Nature, Land, Gravel, Climate…Terroir…
Precious stone, a quest for the black diamond…relentless intricate work, compulsory deftness of fingers, from the vines to the cellars, from the cellars to the glass…
To delight our taste-buds, brighten up our days; follow on from our ancestors… revelling in the Bacchanalia, like the Romans, Greeks and Egyptians…
Time no longer exists, only a great, refined civilisation remains…that of wine.
Text by Florent Battistella, owner of Château de l'Hospital
"Nature provides this creeper plant with what it needs to grow and produce the finest fruit.
There is the land, rich or poor, which we call terroirs when they offer us quality. The soils, made up of gravel, clay, schist or limestone, give the grape varieties the means with which to express themselves. Sunshine, wind, and rain make the vines grow.

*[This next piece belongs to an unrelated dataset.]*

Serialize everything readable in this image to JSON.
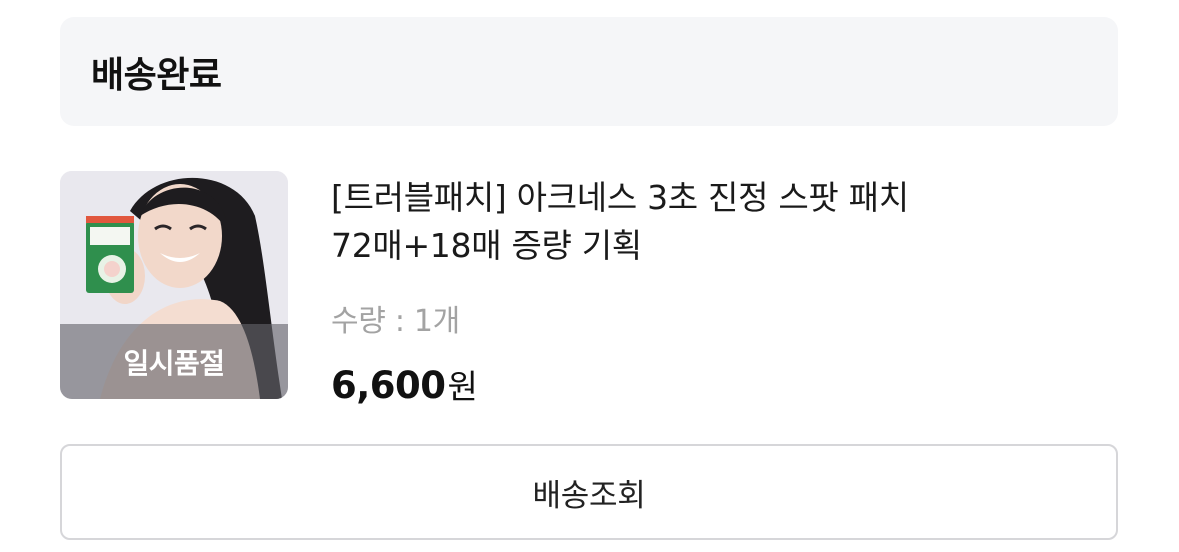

Then there is time, which lines the vines’ bark and, with each passing year, brings them closer to the stage when they can take on the enviable status of “old vines”, venerated as Man in the autumn of his life.
There are meticulous hands, for pruning, de-leafing, weeding and harvesting, sometimes involving successive pickings. There are male and female vineyard staff, working, grafting and always toiling to bring in the best fruit. The next stage is in the cellars, looking after the wine carefully blending and ageing it, like parenting a family.
Then there are the men and women. Those that observe, that attempt to understand, who speak with nature and are amazed by what it offers when they have paid it respect.
Human values enable us to forge links with others and all humanity. Respect is shown through listening, being honest, showing integrity, and also in our work. It is this respect that enables us to live harmoniously together, and which fosters, through our learning and our passing on of knowledge, man’s ability to develop and thrive. In the vineyards, we demonstrate respect, growing the vineyard ourselves, ensuring that the soil remains alive; avoiding changing its intrinsic nature by keeping the balance that it already had before the vines were planted; and this is achieved by the sheer will of passionate vine growers, and by choosing to work in an ethical way, ever loyal to nature.
There is La Cité du Vin. This is no motionless construction wrapped in a clothing of stone or concrete.
The Cité articulates movement and gesture, and through its flowing architectural form, it invites us to imbibe ourselves in wine’s great history."